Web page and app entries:
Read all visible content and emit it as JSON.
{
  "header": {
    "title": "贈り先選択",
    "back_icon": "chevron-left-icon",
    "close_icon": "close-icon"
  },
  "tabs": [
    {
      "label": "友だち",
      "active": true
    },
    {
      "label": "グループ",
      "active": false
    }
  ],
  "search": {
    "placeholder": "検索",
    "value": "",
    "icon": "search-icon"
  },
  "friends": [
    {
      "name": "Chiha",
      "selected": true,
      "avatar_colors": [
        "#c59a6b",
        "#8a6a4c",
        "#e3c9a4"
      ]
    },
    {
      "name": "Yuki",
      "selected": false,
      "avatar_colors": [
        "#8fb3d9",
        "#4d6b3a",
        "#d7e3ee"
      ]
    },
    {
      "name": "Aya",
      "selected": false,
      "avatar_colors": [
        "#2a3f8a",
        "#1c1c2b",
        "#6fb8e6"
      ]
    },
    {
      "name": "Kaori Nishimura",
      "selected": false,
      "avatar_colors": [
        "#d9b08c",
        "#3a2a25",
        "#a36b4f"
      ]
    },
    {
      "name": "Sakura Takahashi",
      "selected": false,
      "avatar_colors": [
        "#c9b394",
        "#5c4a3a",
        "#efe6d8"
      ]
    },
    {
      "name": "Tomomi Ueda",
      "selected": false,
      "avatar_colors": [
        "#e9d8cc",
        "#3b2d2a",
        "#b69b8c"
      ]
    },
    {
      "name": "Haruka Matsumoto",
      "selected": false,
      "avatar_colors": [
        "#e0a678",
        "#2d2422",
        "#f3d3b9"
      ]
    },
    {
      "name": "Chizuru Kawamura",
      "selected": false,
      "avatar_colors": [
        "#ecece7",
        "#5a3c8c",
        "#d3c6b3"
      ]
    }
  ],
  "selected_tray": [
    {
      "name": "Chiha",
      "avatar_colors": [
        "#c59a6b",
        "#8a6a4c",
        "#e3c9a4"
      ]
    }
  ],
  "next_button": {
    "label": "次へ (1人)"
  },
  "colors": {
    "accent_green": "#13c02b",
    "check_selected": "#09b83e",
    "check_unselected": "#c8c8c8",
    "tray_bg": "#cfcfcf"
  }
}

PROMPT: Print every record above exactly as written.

EXPECTED OUTPUT:
Read all visible content and emit it as JSON.
{
  "header": {
    "title": "贈り先選択",
    "back_icon": "chevron-left-icon",
    "close_icon": "close-icon"
  },
  "tabs": [
    {
      "label": "友だち",
      "active": true
    },
    {
      "label": "グループ",
      "active": false
    }
  ],
  "search": {
    "placeholder": "検索",
    "value": "",
    "icon": "search-icon"
  },
  "friends": [
    {
      "name": "Chiha",
      "selected": true,
      "avatar_colors": [
        "#c59a6b",
        "#8a6a4c",
        "#e3c9a4"
      ]
    },
    {
      "name": "Yuki",
      "selected": false,
      "avatar_colors": [
        "#8fb3d9",
        "#4d6b3a",
        "#d7e3ee"
      ]
    },
    {
      "name": "Aya",
      "selected": false,
      "avatar_colors": [
        "#2a3f8a",
        "#1c1c2b",
        "#6fb8e6"
      ]
    },
    {
      "name": "Kaori Nishimura",
      "selected": false,
      "avatar_colors": [
        "#d9b08c",
        "#3a2a25",
        "#a36b4f"
      ]
    },
    {
      "name": "Sakura Takahashi",
      "selected": false,
      "avatar_colors": [
        "#c9b394",
        "#5c4a3a",
        "#efe6d8"
      ]
    },
    {
      "name": "Tomomi Ueda",
      "selected": false,
      "avatar_colors": [
        "#e9d8cc",
        "#3b2d2a",
        "#b69b8c"
      ]
    },
    {
      "name": "Haruka Matsumoto",
      "selected": false,
      "avatar_colors": [
        "#e0a678",
        "#2d2422",
        "#f3d3b9"
      ]
    },
    {
      "name": "Chizuru Kawamura",
      "selected": false,
      "avatar_colors": [
        "#ecece7",
        "#5a3c8c",
        "#d3c6b3"
      ]
    }
  ],
  "selected_tray": [
    {
      "name": "Chiha",
      "avatar_colors": [
        "#c59a6b",
        "#8a6a4c",
        "#e3c9a4"
      ]
    }
  ],
  "next_button": {
    "label": "次へ (1人)"
  },
  "colors": {
    "accent_green": "#13c02b",
    "check_selected": "#09b83e",
    "check_unselected": "#c8c8c8",
    "tray_bg": "#cfcfcf"
  }
}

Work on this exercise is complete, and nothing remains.